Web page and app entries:
● ● ●

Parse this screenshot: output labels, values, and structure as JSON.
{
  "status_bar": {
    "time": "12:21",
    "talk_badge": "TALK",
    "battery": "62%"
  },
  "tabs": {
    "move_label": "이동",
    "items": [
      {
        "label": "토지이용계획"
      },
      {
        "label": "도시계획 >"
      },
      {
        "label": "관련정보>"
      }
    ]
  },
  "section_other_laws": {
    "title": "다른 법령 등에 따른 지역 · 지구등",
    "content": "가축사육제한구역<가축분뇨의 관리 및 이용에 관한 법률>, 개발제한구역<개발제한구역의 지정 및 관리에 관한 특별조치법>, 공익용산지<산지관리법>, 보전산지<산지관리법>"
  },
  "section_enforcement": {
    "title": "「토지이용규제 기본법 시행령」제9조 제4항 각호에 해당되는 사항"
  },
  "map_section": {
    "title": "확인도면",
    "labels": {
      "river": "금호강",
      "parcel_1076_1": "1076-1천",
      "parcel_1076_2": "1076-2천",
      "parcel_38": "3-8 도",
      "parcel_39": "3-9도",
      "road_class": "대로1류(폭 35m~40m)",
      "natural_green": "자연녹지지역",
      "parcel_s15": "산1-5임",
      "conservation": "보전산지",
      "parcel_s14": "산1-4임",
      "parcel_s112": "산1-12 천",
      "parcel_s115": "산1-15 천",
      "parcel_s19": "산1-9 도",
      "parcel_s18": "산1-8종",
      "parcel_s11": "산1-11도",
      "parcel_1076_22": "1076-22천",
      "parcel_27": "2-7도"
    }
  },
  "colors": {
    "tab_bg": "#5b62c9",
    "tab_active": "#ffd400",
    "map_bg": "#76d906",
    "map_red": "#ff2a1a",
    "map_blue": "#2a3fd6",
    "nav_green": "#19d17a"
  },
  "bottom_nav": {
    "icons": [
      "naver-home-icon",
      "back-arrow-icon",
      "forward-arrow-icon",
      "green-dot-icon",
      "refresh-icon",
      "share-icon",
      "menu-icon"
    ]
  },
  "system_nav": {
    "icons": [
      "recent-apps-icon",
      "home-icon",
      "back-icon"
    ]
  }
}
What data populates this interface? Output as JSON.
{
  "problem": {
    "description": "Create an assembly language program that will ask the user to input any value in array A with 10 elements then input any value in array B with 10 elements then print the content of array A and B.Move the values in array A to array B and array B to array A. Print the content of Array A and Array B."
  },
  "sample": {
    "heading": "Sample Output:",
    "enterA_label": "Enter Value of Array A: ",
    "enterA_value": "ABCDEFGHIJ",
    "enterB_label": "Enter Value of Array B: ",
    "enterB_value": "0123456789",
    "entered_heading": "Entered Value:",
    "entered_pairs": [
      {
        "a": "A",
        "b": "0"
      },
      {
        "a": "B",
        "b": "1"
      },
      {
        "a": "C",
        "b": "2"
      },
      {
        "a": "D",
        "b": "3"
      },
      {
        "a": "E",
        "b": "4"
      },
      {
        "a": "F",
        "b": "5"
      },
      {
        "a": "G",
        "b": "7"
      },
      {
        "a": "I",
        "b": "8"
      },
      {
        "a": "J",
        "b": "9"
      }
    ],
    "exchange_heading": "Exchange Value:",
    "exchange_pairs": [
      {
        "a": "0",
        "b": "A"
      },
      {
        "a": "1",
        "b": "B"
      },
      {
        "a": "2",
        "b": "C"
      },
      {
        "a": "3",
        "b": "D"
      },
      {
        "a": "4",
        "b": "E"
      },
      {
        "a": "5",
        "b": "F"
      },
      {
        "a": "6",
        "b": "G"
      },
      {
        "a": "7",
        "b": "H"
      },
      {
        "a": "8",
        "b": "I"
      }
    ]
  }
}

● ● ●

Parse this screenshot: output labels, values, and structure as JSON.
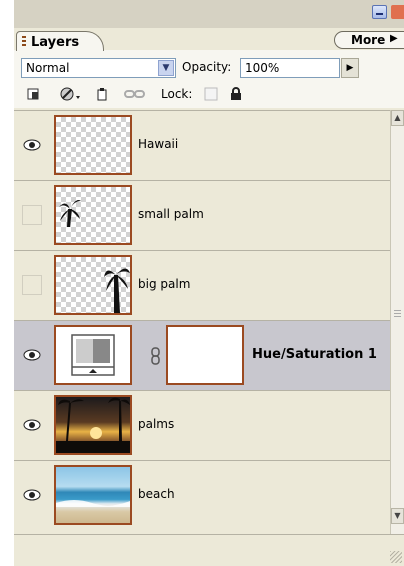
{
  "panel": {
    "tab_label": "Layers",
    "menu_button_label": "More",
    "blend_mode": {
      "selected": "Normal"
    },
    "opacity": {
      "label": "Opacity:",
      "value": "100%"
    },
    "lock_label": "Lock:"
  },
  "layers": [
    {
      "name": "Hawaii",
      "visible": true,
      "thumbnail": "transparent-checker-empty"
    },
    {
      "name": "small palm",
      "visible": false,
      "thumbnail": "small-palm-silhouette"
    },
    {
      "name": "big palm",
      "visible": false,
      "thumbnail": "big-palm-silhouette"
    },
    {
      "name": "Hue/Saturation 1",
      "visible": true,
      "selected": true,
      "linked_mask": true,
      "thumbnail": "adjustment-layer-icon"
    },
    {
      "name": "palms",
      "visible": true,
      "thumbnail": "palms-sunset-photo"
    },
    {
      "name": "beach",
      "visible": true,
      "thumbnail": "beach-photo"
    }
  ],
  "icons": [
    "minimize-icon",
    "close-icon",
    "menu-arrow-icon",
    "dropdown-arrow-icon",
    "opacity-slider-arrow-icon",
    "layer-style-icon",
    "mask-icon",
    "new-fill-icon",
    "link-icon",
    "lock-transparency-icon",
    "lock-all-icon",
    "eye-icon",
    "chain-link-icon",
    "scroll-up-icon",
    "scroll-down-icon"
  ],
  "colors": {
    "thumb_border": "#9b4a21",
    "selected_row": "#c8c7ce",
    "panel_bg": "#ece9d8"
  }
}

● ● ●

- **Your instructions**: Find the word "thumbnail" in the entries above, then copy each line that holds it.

- **Answer**:
      "thumbnail": "transparent-checker-empty"
      "thumbnail": "small-palm-silhouette"
      "thumbnail": "big-palm-silhouette"
      "thumbnail": "adjustment-layer-icon"
      "thumbnail": "palms-sunset-photo"
      "thumbnail": "beach-photo"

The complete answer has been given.